◆ **TASK**:
Write each entry out again, exactly as it is written.

___

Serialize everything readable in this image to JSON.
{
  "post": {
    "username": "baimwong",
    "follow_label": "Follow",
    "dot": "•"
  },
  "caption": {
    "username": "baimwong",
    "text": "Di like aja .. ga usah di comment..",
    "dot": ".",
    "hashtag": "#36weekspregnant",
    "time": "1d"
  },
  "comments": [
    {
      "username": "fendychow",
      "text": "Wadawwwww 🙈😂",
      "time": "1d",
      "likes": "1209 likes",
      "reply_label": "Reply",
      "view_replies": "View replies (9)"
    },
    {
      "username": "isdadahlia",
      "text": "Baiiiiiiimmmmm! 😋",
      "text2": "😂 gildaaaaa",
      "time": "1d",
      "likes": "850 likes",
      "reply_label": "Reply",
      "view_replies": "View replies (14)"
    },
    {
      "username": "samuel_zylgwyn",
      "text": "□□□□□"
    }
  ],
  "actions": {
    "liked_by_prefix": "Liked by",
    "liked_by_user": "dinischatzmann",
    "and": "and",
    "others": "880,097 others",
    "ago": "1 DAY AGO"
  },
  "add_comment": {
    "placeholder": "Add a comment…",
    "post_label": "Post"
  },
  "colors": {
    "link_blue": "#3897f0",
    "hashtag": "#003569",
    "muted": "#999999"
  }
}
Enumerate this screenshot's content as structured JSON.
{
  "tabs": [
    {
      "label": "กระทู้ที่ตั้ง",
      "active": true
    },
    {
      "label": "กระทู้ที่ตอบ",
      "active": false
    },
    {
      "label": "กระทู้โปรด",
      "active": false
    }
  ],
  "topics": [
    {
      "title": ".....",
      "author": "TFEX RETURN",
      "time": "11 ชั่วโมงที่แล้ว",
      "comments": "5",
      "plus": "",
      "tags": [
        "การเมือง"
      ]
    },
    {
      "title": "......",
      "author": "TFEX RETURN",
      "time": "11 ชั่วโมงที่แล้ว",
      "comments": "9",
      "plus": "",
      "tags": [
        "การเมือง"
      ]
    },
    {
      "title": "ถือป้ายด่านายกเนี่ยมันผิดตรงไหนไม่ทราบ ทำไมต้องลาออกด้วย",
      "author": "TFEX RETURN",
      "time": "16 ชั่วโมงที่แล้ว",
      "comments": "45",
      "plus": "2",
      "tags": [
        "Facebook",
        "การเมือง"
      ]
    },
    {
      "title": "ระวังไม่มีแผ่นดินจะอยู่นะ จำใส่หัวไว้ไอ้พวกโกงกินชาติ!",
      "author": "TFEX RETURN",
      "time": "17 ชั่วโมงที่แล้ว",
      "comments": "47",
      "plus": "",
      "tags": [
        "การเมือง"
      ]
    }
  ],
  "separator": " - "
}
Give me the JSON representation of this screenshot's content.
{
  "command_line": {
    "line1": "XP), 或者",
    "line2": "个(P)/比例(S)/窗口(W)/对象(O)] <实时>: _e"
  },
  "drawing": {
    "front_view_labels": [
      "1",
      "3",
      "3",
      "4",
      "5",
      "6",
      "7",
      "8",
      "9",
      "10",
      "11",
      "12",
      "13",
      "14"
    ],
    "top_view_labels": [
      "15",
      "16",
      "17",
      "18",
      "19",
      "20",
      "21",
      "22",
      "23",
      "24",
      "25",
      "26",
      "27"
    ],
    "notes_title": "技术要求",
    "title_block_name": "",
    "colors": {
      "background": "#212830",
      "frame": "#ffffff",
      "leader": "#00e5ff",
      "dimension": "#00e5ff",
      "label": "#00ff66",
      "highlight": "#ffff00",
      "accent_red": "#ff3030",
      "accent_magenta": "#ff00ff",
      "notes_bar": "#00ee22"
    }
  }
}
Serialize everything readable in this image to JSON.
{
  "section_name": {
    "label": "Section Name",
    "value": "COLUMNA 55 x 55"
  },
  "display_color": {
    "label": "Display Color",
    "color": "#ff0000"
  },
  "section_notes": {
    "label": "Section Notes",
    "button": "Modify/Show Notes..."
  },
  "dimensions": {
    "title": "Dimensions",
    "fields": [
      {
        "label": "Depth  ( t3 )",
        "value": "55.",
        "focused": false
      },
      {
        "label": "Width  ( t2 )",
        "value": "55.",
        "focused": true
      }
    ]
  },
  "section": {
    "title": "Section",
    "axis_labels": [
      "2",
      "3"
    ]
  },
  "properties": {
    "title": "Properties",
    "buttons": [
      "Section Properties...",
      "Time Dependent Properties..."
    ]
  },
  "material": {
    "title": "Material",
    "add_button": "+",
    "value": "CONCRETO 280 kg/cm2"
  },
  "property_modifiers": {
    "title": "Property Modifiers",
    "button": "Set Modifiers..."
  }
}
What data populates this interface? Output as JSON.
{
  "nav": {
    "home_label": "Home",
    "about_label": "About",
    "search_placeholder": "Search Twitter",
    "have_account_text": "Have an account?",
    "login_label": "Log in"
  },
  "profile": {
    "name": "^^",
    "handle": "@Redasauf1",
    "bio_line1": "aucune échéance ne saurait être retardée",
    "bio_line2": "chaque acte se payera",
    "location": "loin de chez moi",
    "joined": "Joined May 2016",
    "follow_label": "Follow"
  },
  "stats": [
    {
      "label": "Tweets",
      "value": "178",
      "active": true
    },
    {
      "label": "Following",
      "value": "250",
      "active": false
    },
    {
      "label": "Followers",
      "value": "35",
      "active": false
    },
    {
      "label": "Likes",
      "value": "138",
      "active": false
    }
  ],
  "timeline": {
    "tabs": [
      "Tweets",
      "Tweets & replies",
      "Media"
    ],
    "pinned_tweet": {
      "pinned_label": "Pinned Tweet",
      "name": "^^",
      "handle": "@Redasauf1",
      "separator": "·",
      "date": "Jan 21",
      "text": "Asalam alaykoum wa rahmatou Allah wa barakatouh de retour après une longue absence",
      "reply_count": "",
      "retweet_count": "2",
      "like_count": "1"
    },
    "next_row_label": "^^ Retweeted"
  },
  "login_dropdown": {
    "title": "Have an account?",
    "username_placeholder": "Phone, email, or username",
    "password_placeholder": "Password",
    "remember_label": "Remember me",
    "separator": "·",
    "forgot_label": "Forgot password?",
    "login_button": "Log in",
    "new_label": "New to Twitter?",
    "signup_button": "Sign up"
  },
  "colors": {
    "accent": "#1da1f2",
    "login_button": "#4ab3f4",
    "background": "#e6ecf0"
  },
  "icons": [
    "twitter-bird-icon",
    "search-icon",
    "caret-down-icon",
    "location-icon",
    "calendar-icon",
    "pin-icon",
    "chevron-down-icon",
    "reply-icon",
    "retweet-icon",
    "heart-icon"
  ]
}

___

◆ **PROBLEM SOLUTION**:
Serialize everything readable in this image to JSON.
{
  "post": {
    "username": "baimwong",
    "follow_label": "Follow",
    "dot": "•"
  },
  "caption": {
    "username": "baimwong",
    "text": "Di like aja .. ga usah di comment..",
    "dot": ".",
    "hashtag": "#36weekspregnant",
    "time": "1d"
  },
  "comments": [
    {
      "username": "fendychow",
      "text": "Wadawwwww 🙈😂",
      "time": "1d",
      "likes": "1209 likes",
      "reply_label": "Reply",
      "view_replies": "View replies (9)"
    },
    {
      "username": "isdadahlia",
      "text": "Baiiiiiiimmmmm! 😋",
      "text2": "😂 gildaaaaa",
      "time": "1d",
      "likes": "850 likes",
      "reply_label": "Reply",
      "view_replies": "View replies (14)"
    },
    {
      "username": "samuel_zylgwyn",
      "text": "□□□□□"
    }
  ],
  "actions": {
    "liked_by_prefix": "Liked by",
    "liked_by_user": "dinischatzmann",
    "and": "and",
    "others": "880,097 others",
    "ago": "1 DAY AGO"
  },
  "add_comment": {
    "placeholder": "Add a comment…",
    "post_label": "Post"
  },
  "colors": {
    "link_blue": "#3897f0",
    "hashtag": "#003569",
    "muted": "#999999"
  }
}
Enumerate this screenshot's content as structured JSON.
{
  "tabs": [
    {
      "label": "กระทู้ที่ตั้ง",
      "active": true
    },
    {
      "label": "กระทู้ที่ตอบ",
      "active": false
    },
    {
      "label": "กระทู้โปรด",
      "active": false
    }
  ],
  "topics": [
    {
      "title": ".....",
      "author": "TFEX RETURN",
      "time": "11 ชั่วโมงที่แล้ว",
      "comments": "5",
      "plus": "",
      "tags": [
        "การเมือง"
      ]
    },
    {
      "title": "......",
      "author": "TFEX RETURN",
      "time": "11 ชั่วโมงที่แล้ว",
      "comments": "9",
      "plus": "",
      "tags": [
        "การเมือง"
      ]
    },
    {
      "title": "ถือป้ายด่านายกเนี่ยมันผิดตรงไหนไม่ทราบ ทำไมต้องลาออกด้วย",
      "author": "TFEX RETURN",
      "time": "16 ชั่วโมงที่แล้ว",
      "comments": "45",
      "plus": "2",
      "tags": [
        "Facebook",
        "การเมือง"
      ]
    },
    {
      "title": "ระวังไม่มีแผ่นดินจะอยู่นะ จำใส่หัวไว้ไอ้พวกโกงกินชาติ!",
      "author": "TFEX RETURN",
      "time": "17 ชั่วโมงที่แล้ว",
      "comments": "47",
      "plus": "",
      "tags": [
        "การเมือง"
      ]
    }
  ],
  "separator": " - "
}
Give me the JSON representation of this screenshot's content.
{
  "command_line": {
    "line1": "XP), 或者",
    "line2": "个(P)/比例(S)/窗口(W)/对象(O)] <实时>: _e"
  },
  "drawing": {
    "front_view_labels": [
      "1",
      "3",
      "3",
      "4",
      "5",
      "6",
      "7",
      "8",
      "9",
      "10",
      "11",
      "12",
      "13",
      "14"
    ],
    "top_view_labels": [
      "15",
      "16",
      "17",
      "18",
      "19",
      "20",
      "21",
      "22",
      "23",
      "24",
      "25",
      "26",
      "27"
    ],
    "notes_title": "技术要求",
    "title_block_name": "",
    "colors": {
      "background": "#212830",
      "frame": "#ffffff",
      "leader": "#00e5ff",
      "dimension": "#00e5ff",
      "label": "#00ff66",
      "highlight": "#ffff00",
      "accent_red": "#ff3030",
      "accent_magenta": "#ff00ff",
      "notes_bar": "#00ee22"
    }
  }
}
Serialize everything readable in this image to JSON.
{
  "section_name": {
    "label": "Section Name",
    "value": "COLUMNA 55 x 55"
  },
  "display_color": {
    "label": "Display Color",
    "color": "#ff0000"
  },
  "section_notes": {
    "label": "Section Notes",
    "button": "Modify/Show Notes..."
  },
  "dimensions": {
    "title": "Dimensions",
    "fields": [
      {
        "label": "Depth  ( t3 )",
        "value": "55.",
        "focused": false
      },
      {
        "label": "Width  ( t2 )",
        "value": "55.",
        "focused": true
      }
    ]
  },
  "section": {
    "title": "Section",
    "axis_labels": [
      "2",
      "3"
    ]
  },
  "properties": {
    "title": "Properties",
    "buttons": [
      "Section Properties...",
      "Time Dependent Properties..."
    ]
  },
  "material": {
    "title": "Material",
    "add_button": "+",
    "value": "CONCRETO 280 kg/cm2"
  },
  "property_modifiers": {
    "title": "Property Modifiers",
    "button": "Set Modifiers..."
  }
}
What data populates this interface? Output as JSON.
{
  "nav": {
    "home_label": "Home",
    "about_label": "About",
    "search_placeholder": "Search Twitter",
    "have_account_text": "Have an account?",
    "login_label": "Log in"
  },
  "profile": {
    "name": "^^",
    "handle": "@Redasauf1",
    "bio_line1": "aucune échéance ne saurait être retardée",
    "bio_line2": "chaque acte se payera",
    "location": "loin de chez moi",
    "joined": "Joined May 2016",
    "follow_label": "Follow"
  },
  "stats": [
    {
      "label": "Tweets",
      "value": "178",
      "active": true
    },
    {
      "label": "Following",
      "value": "250",
      "active": false
    },
    {
      "label": "Followers",
      "value": "35",
      "active": false
    },
    {
      "label": "Likes",
      "value": "138",
      "active": false
    }
  ],
  "timeline": {
    "tabs": [
      "Tweets",
      "Tweets & replies",
      "Media"
    ],
    "pinned_tweet": {
      "pinned_label": "Pinned Tweet",
      "name": "^^",
      "handle": "@Redasauf1",
      "separator": "·",
      "date": "Jan 21",
      "text": "Asalam alaykoum wa rahmatou Allah wa barakatouh de retour après une longue absence",
      "reply_count": "",
      "retweet_count": "2",
      "like_count": "1"
    },
    "next_row_label": "^^ Retweeted"
  },
  "login_dropdown": {
    "title": "Have an account?",
    "username_placeholder": "Phone, email, or username",
    "password_placeholder": "Password",
    "remember_label": "Remember me",
    "separator": "·",
    "forgot_label": "Forgot password?",
    "login_button": "Log in",
    "new_label": "New to Twitter?",
    "signup_button": "Sign up"
  },
  "colors": {
    "accent": "#1da1f2",
    "login_button": "#4ab3f4",
    "background": "#e6ecf0"
  },
  "icons": [
    "twitter-bird-icon",
    "search-icon",
    "caret-down-icon",
    "location-icon",
    "calendar-icon",
    "pin-icon",
    "chevron-down-icon",
    "reply-icon",
    "retweet-icon",
    "heart-icon"
  ]
}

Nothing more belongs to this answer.